For whom does the RIB fit
The RIB (Rigid Inflatable Boat) is a boat type designed for practical purposes and to have quality seagoing characteristics. This has lead it to become one of the most popular boat types for holiday homes and transportation purposes in the archipelagos throughout the world. The RIB is typically designed with open deck spaces for luggage and passengers, and many of the models are able to take on many passengers especially within category C.
If you are looking for a boat with less probability of damages in port and when docking, or less maintenance, a RIB is usually a good choice. When driving a RIB, you have less potential for damaging gelcoats, and there are less maintenance in on the RIB tubes than you typically have on a normal fiberglass boat. It also gives you a somewhat higher flexibility when entering busy and crowded ports, with the soft pontoon to protect you.
7 meter RIB. This is Airborne 7.
The RIb has been a popular category for decades. RIB is an abbreviation for Rigid Inflatable Boats and is a combination of a fiberglass hull, a a boat deck (typically), and pontoons filled with air. The Airborne 7 is a well equipped RIB, focusing on windshielding, extended use throughout the boating seasong and high level of comfort.
The hull design, functionality and deck design. This is what you can expect from a RIB.
The RIB is a boat often recognized for its sporty driving characteristics and great handling in challenging weather conditions.
- The pontoons: The design, shape and placement of the pontoons heavilly influence the way the RIB handles in the water. Some RIBs have larger pontoons, positioned lower, giving stability when the boat is docked and with the pontoons touching the water surface at almost any speed. With these type of pontoons you may have a slightly shorter maintenance cycle, cleaning the pontoons during the boating season. With regards to the driving characteristics from this setup, you will feel a steady, comfortable ride, with less angle when turning. This gives more of a "go-cart-sensation" with g-forces working in a more sideways direction. With pontoons positioned higher the driving sensation is more similar to a fiberglass centre console boat. Thus it will lean over in a greater sense, with g-forces working more downwards. These pontoons typically has less maintenance during the season since they are mainly above the waterline.
- Storage compartments and deckspace: in most RIBs the the driver console is placed at the centre of the boat, or slightly to starboard. The low freeboard provides easy passing both on port and starboard side. The RIB is often used in nice weather, and all the cushions are out and fitted, but a good advice is to check for the storage of all the cushions. Go through the storage compartments and see how the cushions fit for storage. Some RIBS also have sprayhood/canopy or a harbour canopy, where you can also store cushions.
- Speed: The larger RIBs (6,5 meter and above) with the larger engine sizes available often manages speeds around 50 knots. It is important to remember that the RIB with its low freeboard, and pontoon design (discussed earlier in this text) gives different driving characteristics from that of a centre console boat. Especially at higher speed. The RIB still is seen by many as a highly stable boat type at higher speeds, due to the touchpoint with the pontoons and the water.

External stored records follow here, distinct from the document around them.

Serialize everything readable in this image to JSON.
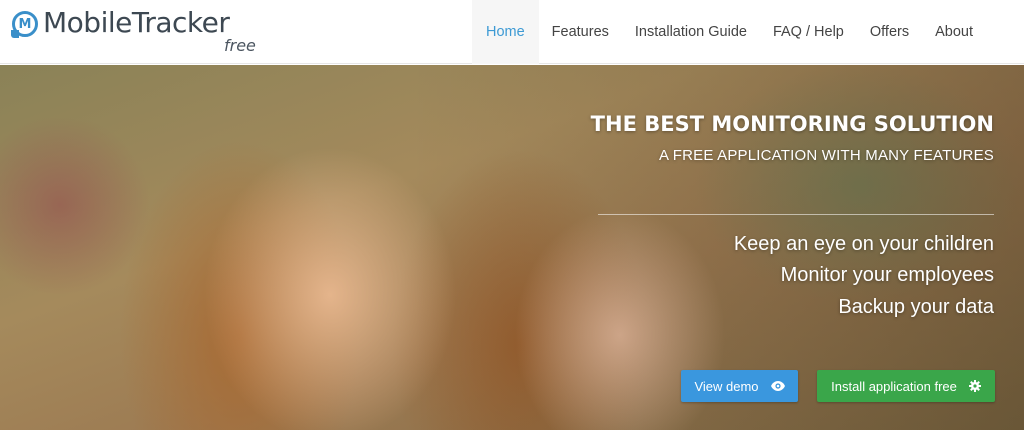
{
  "brand": {
    "name": "MobileTracker",
    "tagline": "free",
    "badge_letter": "M",
    "color": "#3a8fc9"
  },
  "nav": {
    "items": [
      {
        "label": "Home",
        "active": true
      },
      {
        "label": "Features"
      },
      {
        "label": "Installation Guide"
      },
      {
        "label": "FAQ / Help"
      },
      {
        "label": "Offers"
      },
      {
        "label": "About"
      }
    ],
    "active_color": "#3d9ad4"
  },
  "hero": {
    "title": "THE BEST MONITORING SOLUTION",
    "subtitle": "A FREE APPLICATION WITH MANY FEATURES",
    "features": [
      "Keep an eye on your children",
      "Monitor your employees",
      "Backup your data"
    ],
    "buttons": {
      "demo": {
        "label": "View demo",
        "icon": "eye-icon",
        "color": "#3a97de"
      },
      "install": {
        "label": "Install application free",
        "icon": "gear-icon",
        "color": "#3aa64a"
      }
    }
  }
}
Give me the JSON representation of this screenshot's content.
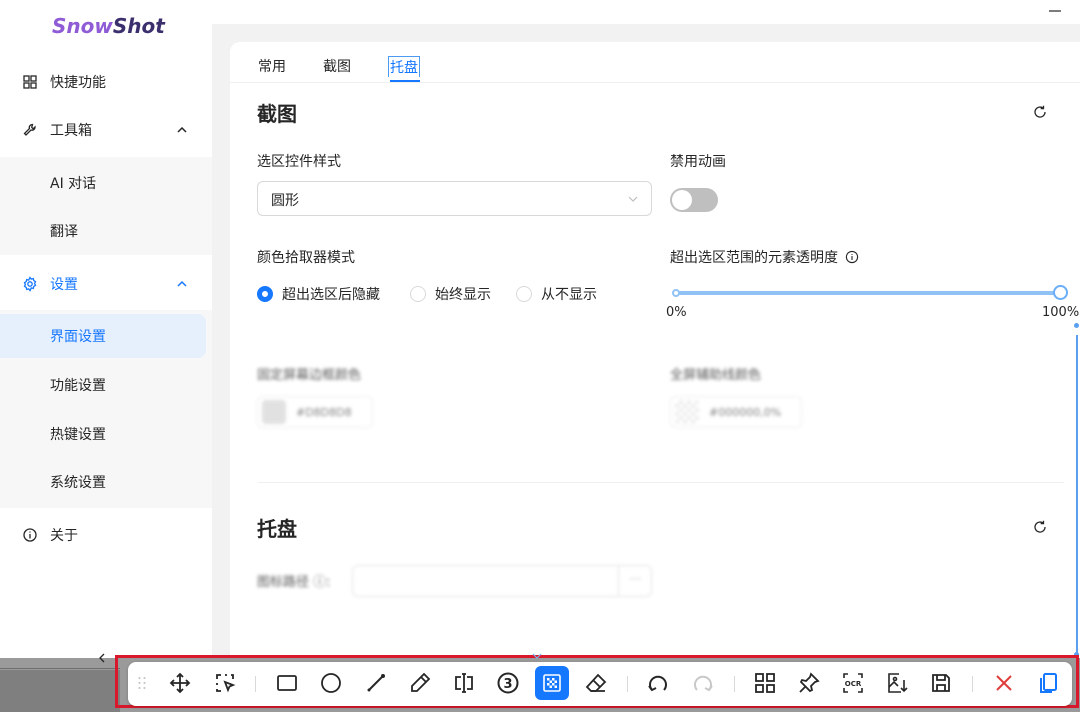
{
  "app": {
    "logo_snow": "Snow",
    "logo_shot": "Shot"
  },
  "sidebar": {
    "items": [
      {
        "label": "快捷功能",
        "icon": "grid-icon"
      },
      {
        "label": "工具箱",
        "icon": "wrench-icon",
        "expanded": true
      },
      {
        "label": "设置",
        "icon": "gear-icon",
        "expanded": true
      },
      {
        "label": "关于",
        "icon": "info-icon"
      }
    ],
    "toolbox_children": [
      "AI 对话",
      "翻译"
    ],
    "settings_children": [
      "界面设置",
      "功能设置",
      "热键设置",
      "系统设置"
    ],
    "active_child": "界面设置"
  },
  "tabs": {
    "items": [
      "常用",
      "截图",
      "托盘"
    ],
    "active": "托盘"
  },
  "screenshot_section": {
    "title": "截图",
    "selection_style_label": "选区控件样式",
    "selection_style_value": "圆形",
    "disable_animation_label": "禁用动画",
    "disable_animation_on": false,
    "color_picker_mode_label": "颜色拾取器模式",
    "color_picker_options": [
      "超出选区后隐藏",
      "始终显示",
      "从不显示"
    ],
    "color_picker_selected": "超出选区后隐藏",
    "opacity_label": "超出选区范围的元素透明度",
    "opacity_value_percent": 100,
    "opacity_min_label": "0%",
    "opacity_max_label": "100%",
    "fixed_border_color_label": "固定屏幕边框颜色",
    "fixed_border_color_value": "#D8D8D8",
    "fullscreen_guide_color_label": "全屏辅助线颜色",
    "fullscreen_guide_color_value": "#000000,0%"
  },
  "tray_section": {
    "title": "托盘",
    "icon_path_label": "图标路径",
    "icon_path_value": "",
    "browse_label": "···"
  },
  "toolbar": {
    "tools": [
      "drag-handle-icon",
      "move-icon",
      "select-region-icon",
      "rectangle-icon",
      "ellipse-icon",
      "arrow-icon",
      "pen-icon",
      "text-icon",
      "serial-number-icon",
      "mosaic-icon",
      "eraser-icon",
      "undo-icon",
      "redo-icon",
      "grid-icon",
      "pin-icon",
      "ocr-icon",
      "image-export-icon",
      "save-icon",
      "close-icon",
      "copy-icon"
    ],
    "active_tool": "mosaic-icon",
    "serial_number": "3",
    "ocr_text": "OCR"
  },
  "colors": {
    "accent": "#1677ff",
    "close": "#e03c3c",
    "logo_snow": "#8f5cd6",
    "logo_shot": "#3b2f6e",
    "toolbar_frame": "#d9192b"
  }
}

The practical RIB - easy handling giving effortless boating
Equipment and standards of a RIB - what should you emphasize?

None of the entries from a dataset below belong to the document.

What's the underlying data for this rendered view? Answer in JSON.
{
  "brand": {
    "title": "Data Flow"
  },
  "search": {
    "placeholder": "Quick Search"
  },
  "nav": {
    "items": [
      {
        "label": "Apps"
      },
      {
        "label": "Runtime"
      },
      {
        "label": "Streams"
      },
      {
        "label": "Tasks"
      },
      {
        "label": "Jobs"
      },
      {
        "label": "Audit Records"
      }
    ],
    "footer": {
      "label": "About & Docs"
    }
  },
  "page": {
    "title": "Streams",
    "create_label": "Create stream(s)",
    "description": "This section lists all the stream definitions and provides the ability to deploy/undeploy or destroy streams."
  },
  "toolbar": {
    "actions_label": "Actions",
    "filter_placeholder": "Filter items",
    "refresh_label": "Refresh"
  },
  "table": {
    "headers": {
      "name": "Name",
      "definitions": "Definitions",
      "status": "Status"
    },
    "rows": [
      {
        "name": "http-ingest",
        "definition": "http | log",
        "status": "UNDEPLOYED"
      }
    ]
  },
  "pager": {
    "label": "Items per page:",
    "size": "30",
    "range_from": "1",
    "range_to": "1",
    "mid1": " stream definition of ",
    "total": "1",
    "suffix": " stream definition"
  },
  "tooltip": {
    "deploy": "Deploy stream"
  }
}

Windshielding and canopy solutions
RIBs are used in all parts of the world, with different need for windshielding. For warmer climates, lower windscreen giving airflow is popular, while larger windscreens are popular in areas with colder climate. Traditionally the windshield on RIBs have been smaller than for fiberglass centre consoles, but later development among RIBs have changed this slightly. You should ask youself what type of climate you use the boat in, how long your boating season is and how you will use the boat. By doing this, you may be able to write down some criterias for your RIB. A good advice is to try out different driving positions to see how the windshielding is covering you while seated. If you are planning to use your RIB during a full year, a sprayhood and a canopy can be a good investment. This enables you to shield from rough conditions like wind, rain and waves and keeps you dry and warm during rougher conditions. The sprayhood is usually very easy to assemble, but a good advice is to test it during calm conditions to get to know the solution on your boat.
Practical design, smart features and deck space

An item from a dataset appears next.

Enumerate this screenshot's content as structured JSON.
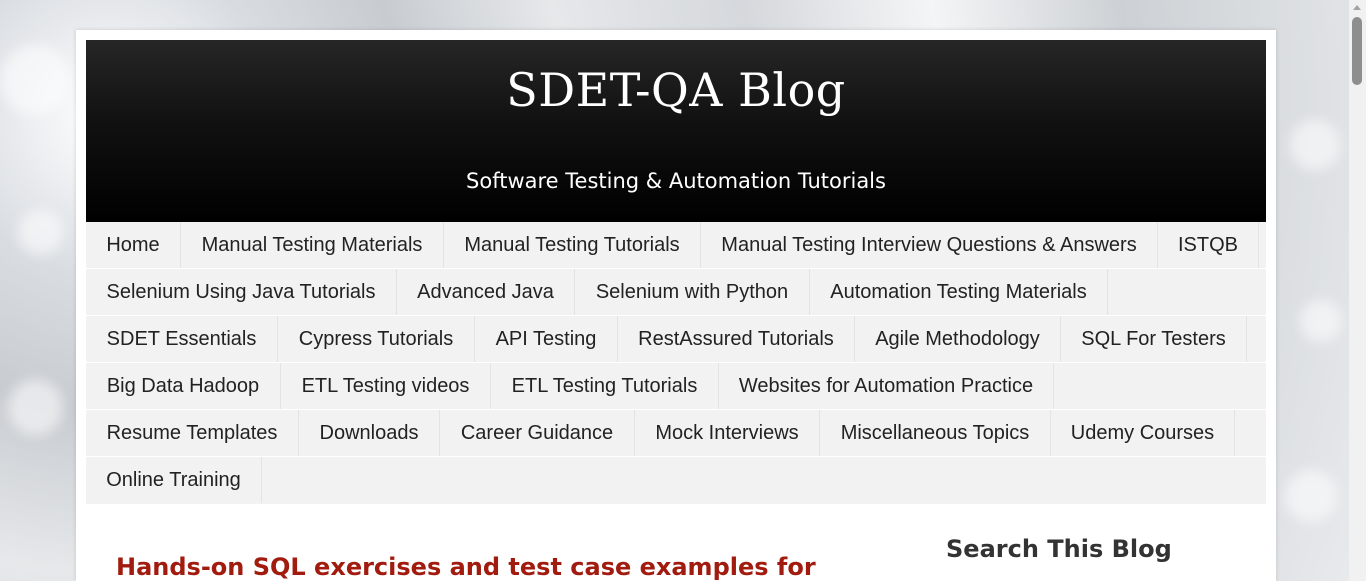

When investigating the practical details of the RIB it is usually wise to think of your own use of a boat. The bullet points below can be a good list to check off:
- The RIB is designed and created for transportation of people and luggage in an effective and safe manner. Check how the storage compartments and features are meeting your requirements.
- Take a closer look at the deck space and how this is designed. Make sure that you are happy with the way it meets your use and criterias. Is it easy to move around? Can you easilly move from bow to aft, and do you have sufficient storage space for luggage? Does the cushions fit inside the storage compartments
- How many storage compartments do the boat have and where are these placed? Are they completely dry at all times (important to think of when you are storing self-inflatable life jackets).